Three years ago: 100% Whole Wheat Bread
Four years ago: Cobb Salad
Five years ago: Maple Walnut Oatmeal Raisin Cookies
swiss chard and gruyere strata
- 1 Tbsp extra virgin olive oil
- 1 large bunch Swiss chard washed and roughly chopped
- 8 cups cubed whole grain bread in one-inch cubes I used a sourdough rye
- 2 cups coarsely grated gruyere
- 1 cup finely grated Parmesan cheese
- 9 large eggs
- 2 Tbsp smooth dijon mustard
- 2¾ cups milk
- 1 tsp salt
- freshly ground black pepper
- Heat olive oil in a large skillet over medium-high heat.
- Sauté the Swiss chard until wilted and the stems are slightly browned. Season with salt and pepper and remove from the heat.
- Generously butter a 9x13 casserole dish.
- Layer one-third of the bread cubes over the bottom of the dish. It won't fully cover the bottom, but this is ok.
- Layer one-third of the sautéd chard over top of the bread, followed by one-third of the gruyere, and one-third of the Parmesan.
- Repeat these layers two more times.
- Whisk eggs together with Dijon mustard, then whisk in the milk, salt, and pepper.
- Pour the custard over top of the strata layers. Cover with plastic wrap, and set in the fridge overnight or for at least one hour, but up to one day.
- When you're ready to bake, preheat the oven to 350°F /180°C.
- Bake the strata for 45-55 minutes, until it is puffed and golden on top, and no longer so jiggly in the middle (a little jiggle is ok as it will continue to cook as it cools).
- Remove from the oven and let stand for 10 minutes before serving.
-If you don't have Swiss chard you can substitute another sturdy leafy green, such as kale, collard greens, or mustard greens.
-Any sharp cheese can be used in place of the gruyere, but it really is delicious.
-I don't have a lot of fridge space, so I often just soak on the counter for an hour before baking.
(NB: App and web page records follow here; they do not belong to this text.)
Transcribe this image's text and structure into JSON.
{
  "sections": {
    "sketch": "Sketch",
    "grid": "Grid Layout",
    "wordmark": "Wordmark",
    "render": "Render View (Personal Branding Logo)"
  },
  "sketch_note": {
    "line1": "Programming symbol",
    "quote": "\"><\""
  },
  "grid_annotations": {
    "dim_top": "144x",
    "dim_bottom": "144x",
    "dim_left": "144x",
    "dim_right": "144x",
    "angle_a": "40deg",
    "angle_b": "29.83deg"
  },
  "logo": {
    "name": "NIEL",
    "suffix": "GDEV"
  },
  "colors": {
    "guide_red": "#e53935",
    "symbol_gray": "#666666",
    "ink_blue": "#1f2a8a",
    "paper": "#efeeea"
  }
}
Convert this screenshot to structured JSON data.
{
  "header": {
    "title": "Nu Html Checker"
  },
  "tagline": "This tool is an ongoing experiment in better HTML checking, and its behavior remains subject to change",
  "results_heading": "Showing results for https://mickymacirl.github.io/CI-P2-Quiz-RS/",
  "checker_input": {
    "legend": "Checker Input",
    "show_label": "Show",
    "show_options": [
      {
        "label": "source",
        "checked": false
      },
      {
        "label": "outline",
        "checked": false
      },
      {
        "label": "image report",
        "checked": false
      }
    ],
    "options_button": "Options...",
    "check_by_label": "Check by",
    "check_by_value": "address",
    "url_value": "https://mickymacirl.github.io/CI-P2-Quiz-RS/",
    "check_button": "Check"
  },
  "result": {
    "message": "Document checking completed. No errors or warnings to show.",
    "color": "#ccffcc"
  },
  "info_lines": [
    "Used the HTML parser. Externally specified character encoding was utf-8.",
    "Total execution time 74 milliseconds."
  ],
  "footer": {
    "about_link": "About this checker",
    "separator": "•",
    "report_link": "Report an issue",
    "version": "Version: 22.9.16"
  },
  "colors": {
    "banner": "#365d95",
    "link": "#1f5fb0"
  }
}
This is totally fine.
-Cooled strata can be sliced into squares, wrapped in foil, and frozen for quick and easy meals. They make for a great packed lunch.
This recipe is riffed from another of my favourites, Sweet Potato Strata with Smoked Gouda and Leeks.